Are there any substances wh.ich have historically been
used as additives in cigarettes which are now regarded as
ANSWER: In the past, the cigarette manufacturers have
reviewed the questions that have arisen concerning
ingredients. The companies do not believe that the
addition to cigarettes of ingredients formerly or cur-
rently used has been harmful to smokers.
Why ~s there any reason to think that an ing:redient is
safe just because it has been used for a long period of
ANSWER: Longstanding use alone may not establish an
ingredient's safety. However, most of the major ingredi-
ents used in large quantities in the production of
cigarettes are either foods or are approved for use in
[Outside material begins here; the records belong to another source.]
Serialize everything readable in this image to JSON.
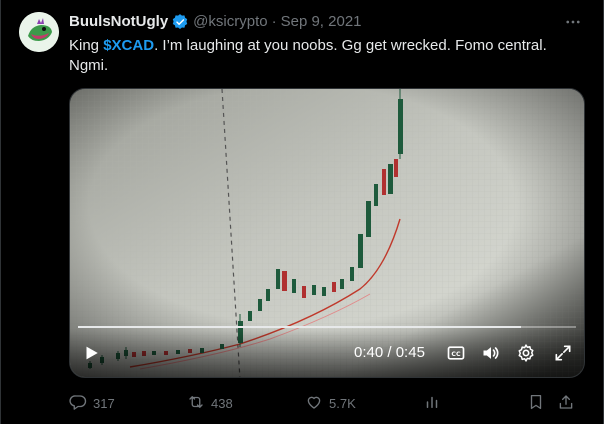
{
  "author": {
    "name": "BuulsNotUgly",
    "handle": "@ksicrypto",
    "date": "Sep 9, 2021",
    "separator": "·"
  },
  "tweet": {
    "prefix": "King ",
    "cashtag": "$XCAD",
    "body": ". I’m laughing at you noobs. Gg get wrecked. Fomo central. Ngmi."
  },
  "video": {
    "current_time": "0:40",
    "duration": "0:45",
    "time_separator": " / ",
    "progress": 0.89
  },
  "stats": {
    "replies": "317",
    "retweets": "438",
    "likes": "5.7K"
  },
  "colors": {
    "accent": "#1d9bf0",
    "text": "#e7e9ea",
    "muted": "#71767b",
    "verified": "#1d9bf0"
  },
  "icons": {
    "verified": "verified-badge-icon",
    "more": "more-dots-icon",
    "play": "play-icon",
    "captions": "captions-icon",
    "volume": "volume-icon",
    "settings": "gear-icon",
    "fullscreen": "fullscreen-icon",
    "reply": "reply-icon",
    "retweet": "retweet-icon",
    "like": "heart-icon",
    "views": "analytics-icon",
    "bookmark": "bookmark-icon",
    "share": "share-icon"
  }
}
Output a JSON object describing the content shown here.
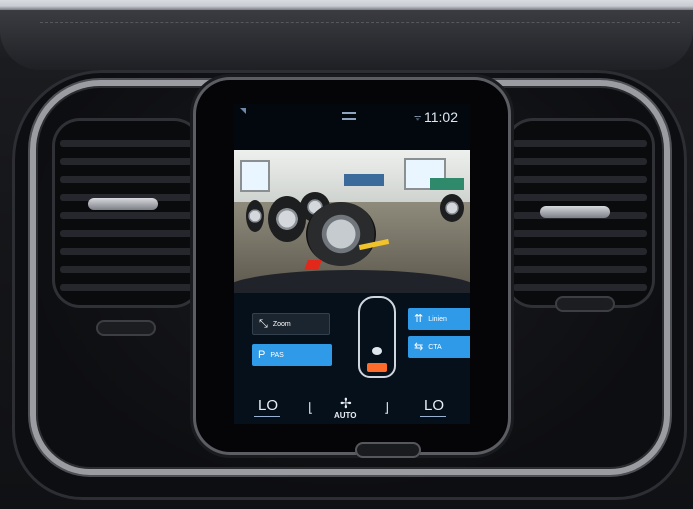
{
  "status_bar": {
    "time": "11:02",
    "signal": "ᯤ"
  },
  "camera_view": {
    "description_icon": "rear-camera-feed"
  },
  "park_controls": {
    "zoom_label": "Zoom",
    "pas_label": "PAS",
    "linien_label": "Linien",
    "cta_label": "CTA"
  },
  "climate_bar": {
    "left_temp": "LO",
    "right_temp": "LO",
    "fan_mode": "AUTO"
  },
  "colors": {
    "accent_blue": "#2f9be8",
    "alert_orange": "#ff6b2a",
    "guide_red": "#e1281b",
    "guide_yellow": "#f0c22b"
  },
  "icons": {
    "zoom": "zoom-icon",
    "pas": "park-assist-icon",
    "linien": "guide-lines-icon",
    "cta": "cross-traffic-alert-icon",
    "fan": "fan-icon",
    "seat_left": "seat-heat-left-icon",
    "seat_right": "seat-heat-right-icon"
  }
}
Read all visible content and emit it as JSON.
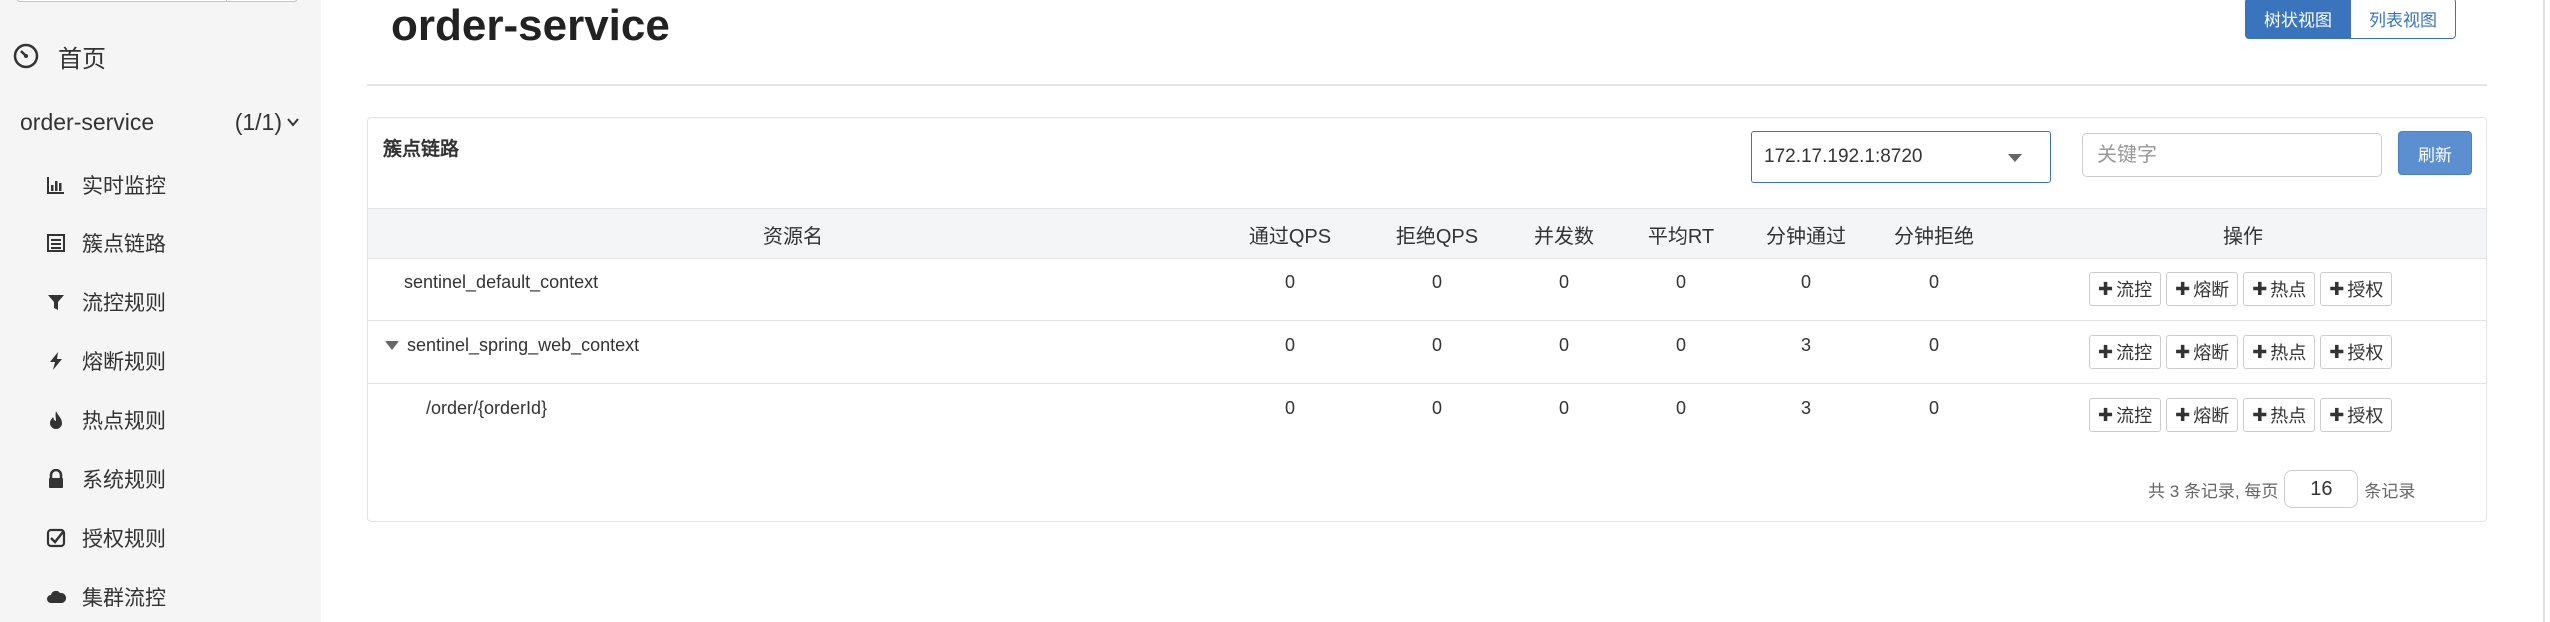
{
  "sidebar": {
    "home_label": "首页",
    "app": {
      "name": "order-service",
      "count": "(1/1)"
    },
    "items": [
      {
        "label": "实时监控",
        "icon": "bar-chart-icon"
      },
      {
        "label": "簇点链路",
        "icon": "list-icon"
      },
      {
        "label": "流控规则",
        "icon": "filter-icon"
      },
      {
        "label": "熔断规则",
        "icon": "bolt-icon"
      },
      {
        "label": "热点规则",
        "icon": "fire-icon"
      },
      {
        "label": "系统规则",
        "icon": "lock-icon"
      },
      {
        "label": "授权规则",
        "icon": "check-square-icon"
      },
      {
        "label": "集群流控",
        "icon": "cloud-icon"
      }
    ]
  },
  "header": {
    "title": "order-service",
    "view_toggle": {
      "tree": "树状视图",
      "list": "列表视图"
    }
  },
  "panel": {
    "title": "簇点链路",
    "machine": "172.17.192.1:8720",
    "keyword_placeholder": "关键字",
    "refresh_label": "刷新"
  },
  "table": {
    "headers": [
      "资源名",
      "通过QPS",
      "拒绝QPS",
      "并发数",
      "平均RT",
      "分钟通过",
      "分钟拒绝",
      "操作"
    ],
    "rows": [
      {
        "resource": "sentinel_default_context",
        "pass_qps": "0",
        "block_qps": "0",
        "concurrency": "0",
        "avg_rt": "0",
        "minute_pass": "0",
        "minute_block": "0"
      },
      {
        "resource": "sentinel_spring_web_context",
        "pass_qps": "0",
        "block_qps": "0",
        "concurrency": "0",
        "avg_rt": "0",
        "minute_pass": "3",
        "minute_block": "0"
      },
      {
        "resource": "/order/{orderId}",
        "pass_qps": "0",
        "block_qps": "0",
        "concurrency": "0",
        "avg_rt": "0",
        "minute_pass": "3",
        "minute_block": "0"
      }
    ],
    "actions": {
      "flow": "流控",
      "degrade": "熔断",
      "hotspot": "热点",
      "authority": "授权"
    }
  },
  "pager": {
    "prefix": "共 3 条记录, 每页",
    "page_size": "16",
    "suffix": "条记录"
  },
  "colors": {
    "accent": "#3a74bd",
    "refresh": "#5b8fd0",
    "sidebar_bg": "#f5f5f5"
  }
}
foods or in the manufacture of food products. For these
major ingredients, test data are available concerning
both their food and tobacco applications. Despite
extensive use, no evidence has been presented to-estab-
lish that the addition of these ingredients to cigarettes
is harmful to smokers.
What effect do ingredients have on non-s~kers exposed to
ANSWER: As stated earlier, the companies do not believe
that the addition to cigarettes of the ingredients on the
Page 10: 87690677
list is harmful to smokers. The companies likewise do
not believe that the addition of ingredients to cigarettes
is harmful to non-smokers who may be exposed to cigarette
Have each of the ingredients been tested to ensure that
they are safe?
ANSWER: Since most of the ingredients are approved, for
use in foods, testing to determine their toxicity has
been conducted, and the results have been made available
to FDA. The tobacco companies have.conducted additional
testing on many ingredients and mixtures of ingredients
which attempts to address the conditions encountered
during cigarette smoking. Most of the ingredients used
in the largest quantities and selected components of
flavor mixtures have been tested..
19. What kinds of tests have been done on ingredients?
ANSWER: The need for testing, and the types of tests to
be conducted, depend on a range of factors. There is no
accepted testing methodology for evaluating ingredients.
Nonetheless, depending on the circumstances, the research
conducted includes inhalation studies, mouse skin
painting studies, acute and chronic toxicity studies, and
various in vitro studies. In addition, tests have been
done to determine whether the presence of ingredients in